As the last man to guide a club across rugby’s Rubicon, Cecil Duckworth has a rather more holistic outlook on the professional game than many of his Premiership counterparts.
To the Leicesters and Gloucesters of the world, the Championship is a cross between the naughty step and a winter camp where you send Billy Twelvetrees or Adam Balding to keep them amused for a week or two.
Indeed the shrill din with which they responded to the division’s creation, spoke volumes about their attitude towards anything that doesn’t bear the Guinness branding.
And the unloved bastard child that is the Championship certainly doesn’t bear the Guinness branding, or any other for that matter.
The notion that their Thirteenth Man, as some call him seemingly unaware of the patronising nature of the phrase, should have to do anything other than take his parachute payment, whack a few part-timers and then return as if he’d never been away, was as deeply as most PRL outfits thought.
However, Duckworth has been there, bought a couple of hundred T-shirts, filled them with players as varied as Ben Clarke and Nnandi Ezulike and has seen life on both sides of the divide that separates the Haves from the Have Bugger Alls.
So in repeating his call for the top flight to be expanded to 14 teams, the Worcester chairman has more than self-interest as his motivation.
This is not a new idea, Duckworth first floated the suggestion more than a year ago but since then the recession has changed the financial reality in which rugby exists.
Faced with reduced revenues PRL have pondered several means by which to make up the shortfall, most bizarrely a complicated formula to introduce more league matches to the season that was mercifully thrown out by the governing body.
And now it seems the concept of expansion might be back on the table – it certainly would if Duckworth had his way.
To paraphrase his thoughts, Duckworth would like to see Exeter and Bristol brought into the brotherhood and a two or three-year moratorium on promotion and relegation.
After that, a debate about the next step but he is unequivocal that ring-fencing should never be allowed. “I don’t think there will ever be permanency but there would be a mechanism to enter,” is his thought.
“When we last looked at it about a year ago, on balance it was felt that was not the way forward,” Duckworth said.
“There is a change of mood now because there is a recession on that is not going to go away in two minutes.”
However, it would be wrong to suggest there is no concern for the Thirteenth Man, in this case Bristol.
Indeed the collective worry is heightened by the introduction of play-offs at level two which means Paul Hull’s men could finish the regular season 25 points clear at the top and still not go up.
The way things have worked out so far this season, that’s unlikely to happen.
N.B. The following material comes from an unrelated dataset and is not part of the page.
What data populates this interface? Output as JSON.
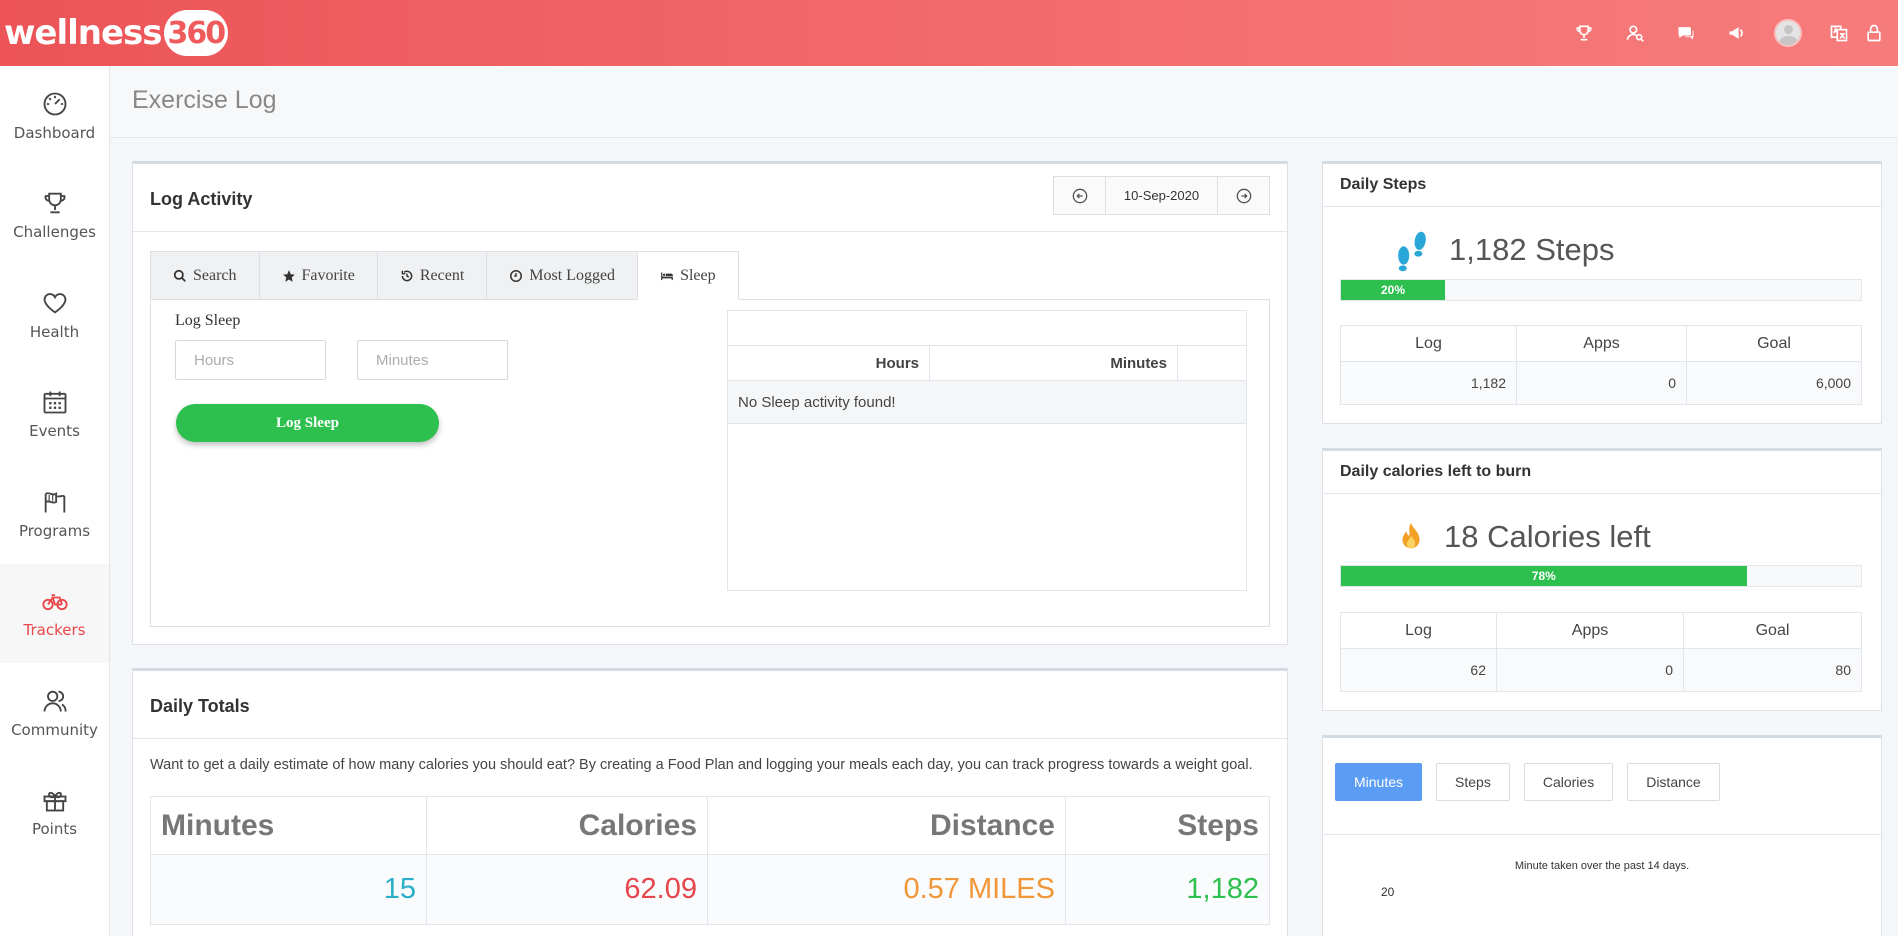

Exeter have stolen a march on their West Country rivals and it is the Chiefs who enjoy a two game advantage at the summit.
Duckworth laments, though, it is not one they can relish or imbue with any meaning. To be sure of promotion Exeter must win a two-leg play off final in May.
“It was a tough league when we were in it, we were battling with Leeds or Rotherham and there was always a banana skin because everyone wanted to beat Worcester. We were five years in National One.
“If there were no play-offs Exeter may start to recruit now,” he added.
“They can’t do that at the moment so it’s tough.”
As things stand only Bristol and Exeter have publicly declared their readiness for assent into the Premiership.
In short they are the only contenders for Duckworth’s scheme.
But, he insists, they would not be the only two beneficiaries and said: “You would be dividing your pot between 14 clubs and not 13 with a parachute.
“But you would find that you could reduce the cost of your squad and develop your players. There are a lot of good players on the fringe of things and you don’t try them because the director of rugby will go for the more mature player.
“Some get frustrated and give the game up. Given the light and the opportunity someone’s career can take off.
“That’s happened to a number of players. Will Skinner at Harlequins, for example. He was virtually giving up rugby because he couldn’t make it at Leicester. Dean Richards knew him, took him to Harlequins, made him captain and now he’s a bloody good player.
“You wonder if there are a few more like that.”
Indeed, Duckworth maintains there would even be an advantage to those left temporarily on the outside looking in.
“If it comes in they would all go a little bit mad but if they had a three-year period to consolidate a real strategy and make a five-year plan of being in the Premiership it might work for them too,” he said.
“I honestly think it’s worth a try because we are stuck in a rut at the moment. For the benefit of rugby I still think it’s worth the experiment.”